Showdown in New York
Imagine that the State of California was to deliver the following directives to all public school districts: “If a private school exists within your catchment area, representatives of your district must, within a span of three years, visit each such school as part of a review process designed to determine whether the private school offers an education that is substantially equivalent to that provided by district public schools. Should it be determined that the education offered by a private school is not substantially equivalent, the school is to be extended a sensible period of time during which to achieve reasonable equivalency. Should the private school fail to do so, parents of children enrolled in the school are to be given 45 days to find suitable alternative enrollment arrangements. Following the 45-day period, any students remaining in the school are to be deemed truant.”
In the State of New York, such a directive is more than a thought experiment. It actually happened. On November 20, 2018, New York State Commissioner of Education MaryEllen Elia, issued a set of guidelines designed to steer the implementation of the very process outlined above. The state’s action comes in the aftermath of a New York City investigation of several Orthodox Jewish schools claimed by a group of graduates to be deficient in the teaching of secular subject matter.

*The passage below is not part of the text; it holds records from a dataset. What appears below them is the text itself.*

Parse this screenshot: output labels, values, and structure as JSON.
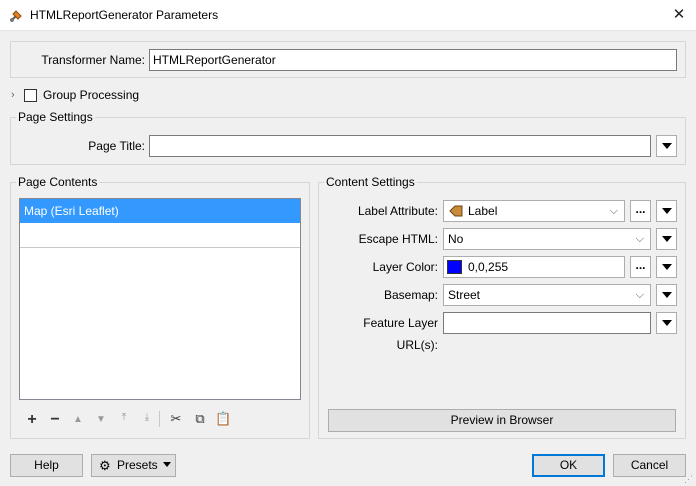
{
  "window": {
    "title": "HTMLReportGenerator Parameters"
  },
  "transformer": {
    "label": "Transformer Name:",
    "value": "HTMLReportGenerator"
  },
  "group_processing": {
    "label": "Group Processing"
  },
  "page_settings": {
    "legend": "Page Settings",
    "page_title_label": "Page Title:",
    "page_title_value": ""
  },
  "page_contents": {
    "legend": "Page Contents",
    "items": [
      {
        "label": "Map (Esri Leaflet)"
      }
    ]
  },
  "content_settings": {
    "legend": "Content Settings",
    "label_attribute": {
      "label": "Label Attribute:",
      "value": "Label"
    },
    "escape_html": {
      "label": "Escape HTML:",
      "value": "No"
    },
    "layer_color": {
      "label": "Layer Color:",
      "value": "0,0,255",
      "swatch": "#0000ff"
    },
    "basemap": {
      "label": "Basemap:",
      "value": "Street"
    },
    "feature_layer_urls": {
      "label": "Feature Layer URL(s):",
      "value": ""
    },
    "preview_label": "Preview in Browser"
  },
  "footer": {
    "help_label": "Help",
    "presets_label": "Presets",
    "ok_label": "OK",
    "cancel_label": "Cancel"
  },
  "colors": {
    "selection": "#3399ff",
    "accent": "#0078d7"
  }
}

New York’s requirement that education in a private school must be “substantially equivalent” to that offered by local public schools has been on the books for decades, but has never been enforced along the lines found in the State Commissioner’s recent directive. To state the obvious, the directive does not sit well with New York’s private school leaders and stakeholders. Indeed, the New York Council of Catholic School Superintendents has thrown down the gauntlet by exhorting all Catholic schools in the state to refrain from participating in “any review carried out by local public school officials.”
Jewish education advocates have also expressed displeasure over the directive. As reported in the CAPE Outlook, Rabbi David Zwiebel, Executive Vice President of Agudath Israel of America voiced the following objection:
“The notion that our schools have to provide an education that is ‘substantially equivalent’ to that provided in the public schools, as measured by the specific courses offered and the hours required to be devoted to those courses, is patently absurd. Parents who reach deep into their pockets, often at considerable sacrifice, to enroll heir children in religious or independent schools do so precisely because they seek an education that is substantially inequivalent to that which is offered in the public schools. Any governmental regulation of how nonpublic schools go about their educational business must be done, if at all, with a light touch — not with the heavy hand New York State has displayed with its new substantial equivalency guidance.”
In an interview conducted by the CAPSO Midweek E-Mailer, New York Catholic Conference Director for Education James Cultrara indicated that leaders representing diverse private school groups favor a political solution to the concerns generated by the Commissioner’s directive. While acknowledging the regulatory authority of the state, Mr. Cultrara pointedly observed that a state’s regulation of private schools must be reasonable and limited. In his view, the current controversy necessitates an answer to the question: “What are the minimum standards of instruction a state is permitted to compel of private schools?” From his perspective, the Commissioner’s directive significantly exceeds the limits of the state’s authority, “creating political and economic problems for private schools whose standards exceed those of the state.”
If private schools refuse to comply once school districts begin to implement the state’s directive, the matter will almost certainly move to the judicial arena. If and when that happens, a principal finding in the U.S. Supreme Court’s ruling in Pierce v. Society of Sisters is sure to come into play. In that landmark case, decided in 1925, a unanimous Court asserted the following:
“The fundamental theory of liberty upon which all governments of this Union rest excludes any general power of the State to standardize its children by forcing them to accept instruction from public teachers only.”
Admittedly, there is a degree of ambiguity in that statement. Is the standardization of children permissible, just not via forcing actual enrollment in public schools? Barring a political solution to the impending showdown in the Empire State, that might prove to be the decisive question in what, for America’s private schools, may prove to be the most consequential legal contest in nearly a century.